(Prince William’s Parish Church) Sheldon Church is said to be the first conscious attempt in America to imitate a Greek temple. Built between 1745-1753, the ruins of the church still retain their classic simplicity. Surrounded by moss-draped live oaks, the original three-and-one-half foot thick colonnaded walls of Flemish bond and the four all-header bond portico columns remain, attesting to the solid construction and master craftsmanship which enabled it to withstand two conflagrations and over two hundred fifty years of existence.

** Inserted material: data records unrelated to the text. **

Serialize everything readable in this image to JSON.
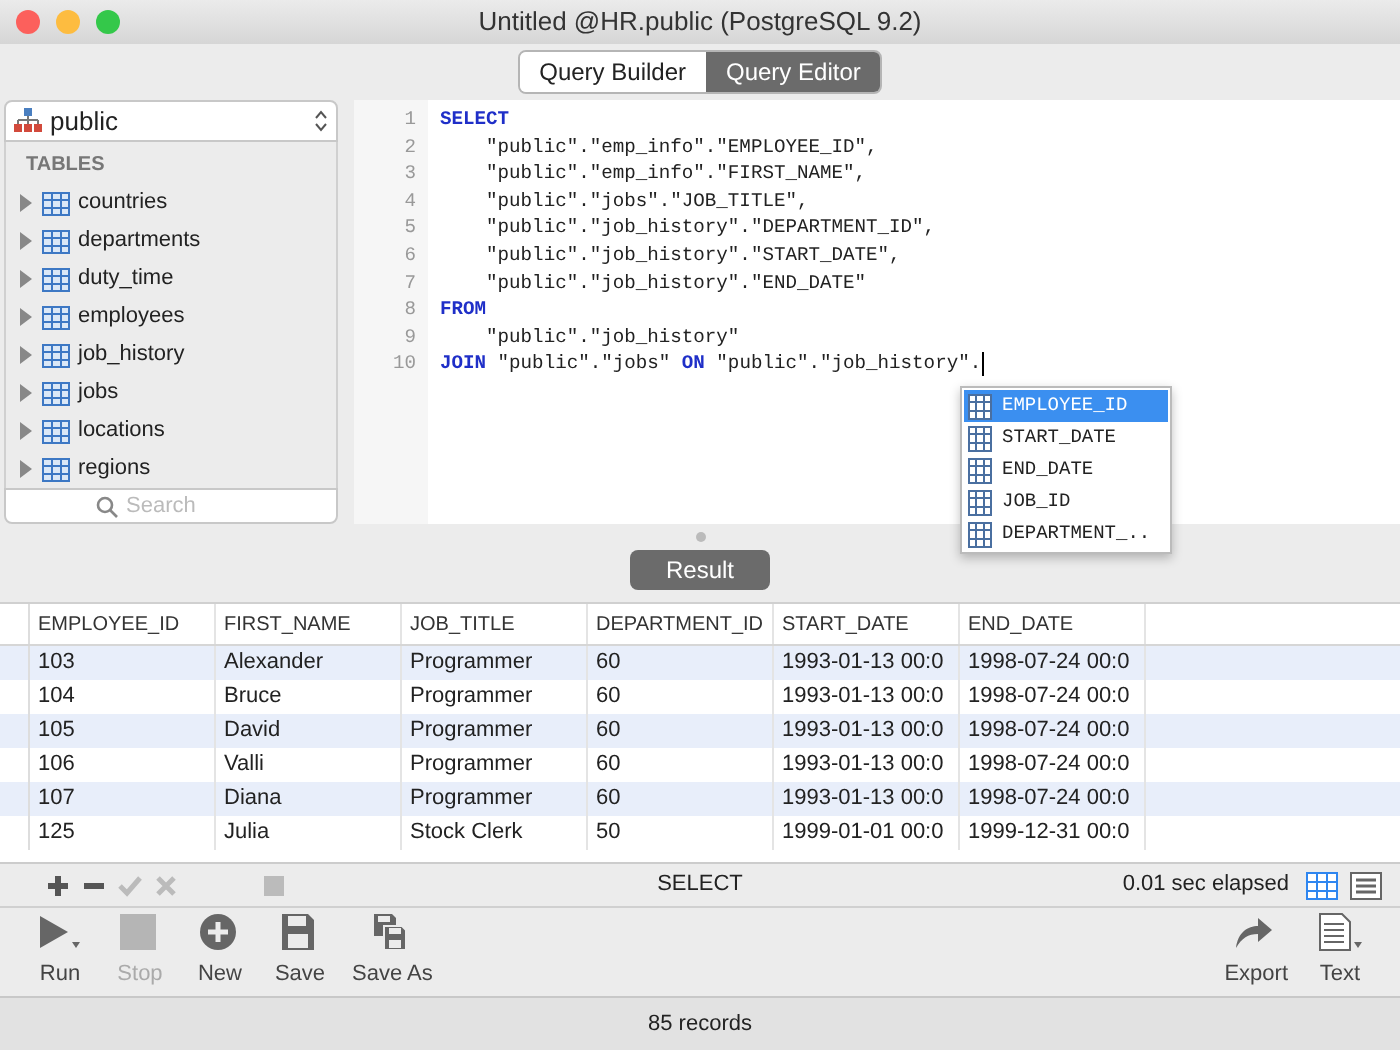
{
  "window": {
    "title": "Untitled @HR.public (PostgreSQL 9.2)"
  },
  "tabs": [
    {
      "label": "Query Builder",
      "selected": false
    },
    {
      "label": "Query Editor",
      "selected": true
    }
  ],
  "sidebar": {
    "schema": "public",
    "section": "TABLES",
    "search": {
      "placeholder": "Search"
    },
    "items": [
      {
        "label": "countries",
        "expanded": false
      },
      {
        "label": "departments",
        "expanded": false
      },
      {
        "label": "duty_time",
        "expanded": false
      },
      {
        "label": "employees",
        "expanded": false
      },
      {
        "label": "job_history",
        "expanded": false
      },
      {
        "label": "jobs",
        "expanded": false
      },
      {
        "label": "locations",
        "expanded": false
      },
      {
        "label": "regions",
        "expanded": false
      }
    ]
  },
  "editor": {
    "lines": [
      {
        "number": "1",
        "tokens": [
          {
            "kind": "keyword",
            "text": "SELECT"
          }
        ]
      },
      {
        "number": "2",
        "tokens": [
          {
            "kind": "plain",
            "text": "    \"public\".\"emp_info\".\"EMPLOYEE_ID\","
          }
        ]
      },
      {
        "number": "3",
        "tokens": [
          {
            "kind": "plain",
            "text": "    \"public\".\"emp_info\".\"FIRST_NAME\","
          }
        ]
      },
      {
        "number": "4",
        "tokens": [
          {
            "kind": "plain",
            "text": "    \"public\".\"jobs\".\"JOB_TITLE\","
          }
        ]
      },
      {
        "number": "5",
        "tokens": [
          {
            "kind": "plain",
            "text": "    \"public\".\"job_history\".\"DEPARTMENT_ID\","
          }
        ]
      },
      {
        "number": "6",
        "tokens": [
          {
            "kind": "plain",
            "text": "    \"public\".\"job_history\".\"START_DATE\","
          }
        ]
      },
      {
        "number": "7",
        "tokens": [
          {
            "kind": "plain",
            "text": "    \"public\".\"job_history\".\"END_DATE\""
          }
        ]
      },
      {
        "number": "8",
        "tokens": [
          {
            "kind": "keyword",
            "text": "FROM"
          }
        ]
      },
      {
        "number": "9",
        "tokens": [
          {
            "kind": "plain",
            "text": "    \"public\".\"job_history\""
          }
        ]
      },
      {
        "number": "10",
        "tokens": [
          {
            "kind": "keyword",
            "text": "JOIN"
          },
          {
            "kind": "plain",
            "text": " \"public\".\"jobs\" "
          },
          {
            "kind": "keyword",
            "text": "ON"
          },
          {
            "kind": "plain",
            "text": " \"public\".\"job_history\"."
          }
        ],
        "caret": true
      }
    ],
    "suggestions": [
      {
        "label": "EMPLOYEE_ID",
        "selected": true
      },
      {
        "label": "START_DATE",
        "selected": false
      },
      {
        "label": "END_DATE",
        "selected": false
      },
      {
        "label": "JOB_ID",
        "selected": false
      },
      {
        "label": "DEPARTMENT_..",
        "selected": false
      }
    ]
  },
  "result_button": "Result",
  "table": {
    "columns": [
      "EMPLOYEE_ID",
      "FIRST_NAME",
      "JOB_TITLE",
      "DEPARTMENT_ID",
      "START_DATE",
      "END_DATE"
    ],
    "rows": [
      [
        "103",
        "Alexander",
        "Programmer",
        "60",
        "1993-01-13 00:0",
        "1998-07-24 00:0"
      ],
      [
        "104",
        "Bruce",
        "Programmer",
        "60",
        "1993-01-13 00:0",
        "1998-07-24 00:0"
      ],
      [
        "105",
        "David",
        "Programmer",
        "60",
        "1993-01-13 00:0",
        "1998-07-24 00:0"
      ],
      [
        "106",
        "Valli",
        "Programmer",
        "60",
        "1993-01-13 00:0",
        "1998-07-24 00:0"
      ],
      [
        "107",
        "Diana",
        "Programmer",
        "60",
        "1993-01-13 00:0",
        "1998-07-24 00:0"
      ],
      [
        "125",
        "Julia",
        "Stock Clerk",
        "50",
        "1999-01-01 00:0",
        "1999-12-31 00:0"
      ]
    ]
  },
  "edit_bar": {
    "tools": [
      {
        "kind": "plus",
        "disabled": false
      },
      {
        "kind": "minus",
        "disabled": false
      },
      {
        "kind": "check",
        "disabled": true
      },
      {
        "kind": "cross",
        "disabled": true
      },
      {
        "kind": "stop",
        "disabled": true
      }
    ],
    "statement": "SELECT",
    "elapsed": "0.01 sec elapsed",
    "views": [
      {
        "kind": "grid",
        "selected": true
      },
      {
        "kind": "form",
        "selected": false
      }
    ]
  },
  "toolbar": {
    "left": [
      {
        "kind": "run",
        "label": "Run",
        "disabled": false
      },
      {
        "kind": "stop",
        "label": "Stop",
        "disabled": true
      },
      {
        "kind": "new",
        "label": "New",
        "disabled": false
      },
      {
        "kind": "save",
        "label": "Save",
        "disabled": false
      },
      {
        "kind": "saveas",
        "label": "Save As",
        "disabled": false
      }
    ],
    "right": [
      {
        "kind": "export",
        "label": "Export",
        "disabled": false
      },
      {
        "kind": "text",
        "label": "Text",
        "disabled": false
      }
    ]
  },
  "status_bar": "85 records"
}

Complete by 1753, Sheldon Church was built along a row of seven Tuscan columns (six engaged, one outstanding). The western façade had an elegant portico, crowned by a triangular pediment with bulls-eye window and cornice with dentils. The large front doorway had a fanlight above and two round-headed windows, symmetrically spaced, on either side. On the north, five bays between the engaged columns were filled with a single tier of tall, round-headed windows; the other bay was left open for a portico. At the eastern end, above the alter, was a Palladian window, with a round-headed window to each side.
Sheldon Church was burned by General Augustine Prevost’s British troops in May 1779. General Sherman’s 15th Corps under General John Logan burned Sheldon Church on January 14, 1865 and it was never rebuilt. Marble sarcophagi in the churchyard bear the names of South Carolina leaders. Listed in the National Register October 22, 1970.
For more photos of Nevermore at Sheldon Church, see my website here: VictoriaLogue.com
A relatively warm, if somewhat breezy, midwinter day beckoned Nevermore to another Savannah cemetery–Hillcrest. We arrived just as the sun was beginning to set, which offered us amazing shadows and some beautiful light to work with.
See more photos of our visit at my website here: Nevermore at Hillcrest
Hope is the thing with feathers
That perches in the soul.
And sings the tune without the words,
And never stops at all,
And sweetest in the gale is heard;
And sore must be the storm
That could abash the little bird
That kept so many warm.
I’ve heard it in the chillest land,
And on the strangest sea;
Yet, never, in extremity,
It asked a crumb of me.